How Do You Know Oracle is a Good Acquirer?

I have been following ORCL for some time now and my unease stems from the following: 

  • ORCL stopped breaking out its database and middleware business from its applications business and now reports everything under “cloud revenues.” Now you do not know how each business is doing. Maybe all lines are doing well – maybe not. 
  •  Too much goodwill ($40 billion) sitting on balance sheet. 
  • The hardware business is yet to find its bottom. Even for Q2, Safra has guided to minimal to negative growth for the hardware segment. If the business keeps shrinking, I think they will have to write down the Sun acquisition in the same way that HPQ had to write down the Autonomy acquisition.

Thanks for the thought-provoking questions–much appreciated. I’ll address each one-by-one.

Oracle financials are confusing
I know how you feel. I get frustrated with companies too when they change reporting categories seemingly to obfuscate performance of a certain segment or business. CSCO has driven me crazy with this tactic and I think ORCL is guilty to a lesser extent.

The one thing I would say is that for something as large and complex as a modern multinational, there is simply no way to get all the detail one would like and I’m not sure that having all the data would do a great bit of good in terms of tightening up the valuation.

My goal is to be 80% right rather than 100% wrong–get the direction basically right and try to find clues (like the op leverage) to either deny or confirm my educated guesses.

As an analyst, I believe that I and other analysts get caught in a behavioral trap where we can never have enough data without realizing that the marginal impact of what they are trying to figure out is very small to the valuation overall. I do think that sometimes we simply cannot know everything but think that my valuation assumptions have pretty good .

I know a lot of people are concerned when they see goodwill in a statement of accounts, however, it is best to keep in mind that goodwill is only an accounting convention and that its link to economic reality is tenuous.

Goodwill simply is the amount paid for an asset above the book value of that asset.
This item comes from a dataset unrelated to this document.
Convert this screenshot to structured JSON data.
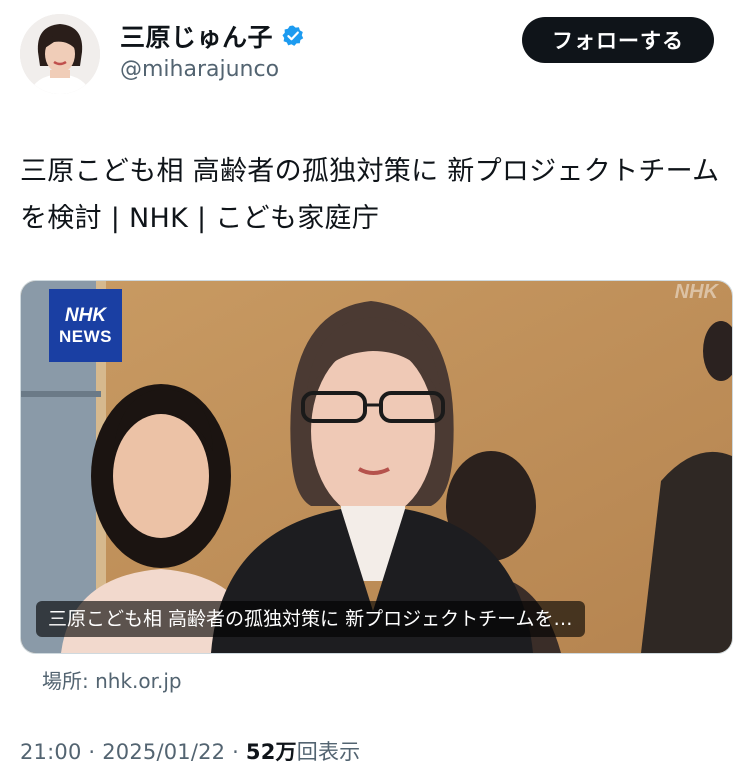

There are a lot of issues with book value in the first place, but keep in mind that most of the companies ORCL acquired in the mid-2000s were software companies and that software companies have a higher proportion of ‘assets’ that are not reflected on a balance sheet then say, a widget manufacturer (e.g., IP of present products and those in development, worker know-how and experience, etc.).

Because the intangibles were not listed on the balance sheets of the acquired companies, their book value was understated. This understatement leads to a good bit of the goodwill on Oracle’s balance sheet now.

The best way I have found to think about acquisitions and whether they are creating or destroying value is to look at a chart like this one:

IOI Estimate of Oracle’s Marginal Growth in Economic Profits
Source: Company Statements, IOI Analysis

The most important thing is whether or not the acquisition of another firm is adding or destroying value for the shareholders; the easiest way to think about value creation or destruction is to look at how much wealth the firm is creating versus some benchmark (like nominal GDP growth). ORCL has done, according to this measure, an excellent job of creating value for its shareholders and that is what the second chart expresses.

The Hardware Business Hasn’t Found Bottom Yet
Right–I agree that the hardware business has not found a bottom yet and its revenues may continue to shrink.

That said, ORCL’s primary business is software and its cash cow is selling subscriptions to updates. My point related to operational leverage is simply that the acquisition of Sun seems to be generating steadily increasing margins for the most important of ORCL’s divisions, and that no matter what happens shorter term with the small proportion of sales and profits stemming from the hardware business, it is the improvement to the software update business that is really important for ORCL shareholders.

A write-down would be appropriate if the company could not show its auditors solid proof that the Sun acquisition was not impaired. Considering the sales increases in “engineered systems” and the profitability increase in its most important division, I don’t think this would be a hard case for the management to make to the auditors.

Thanks again for your excellent questions,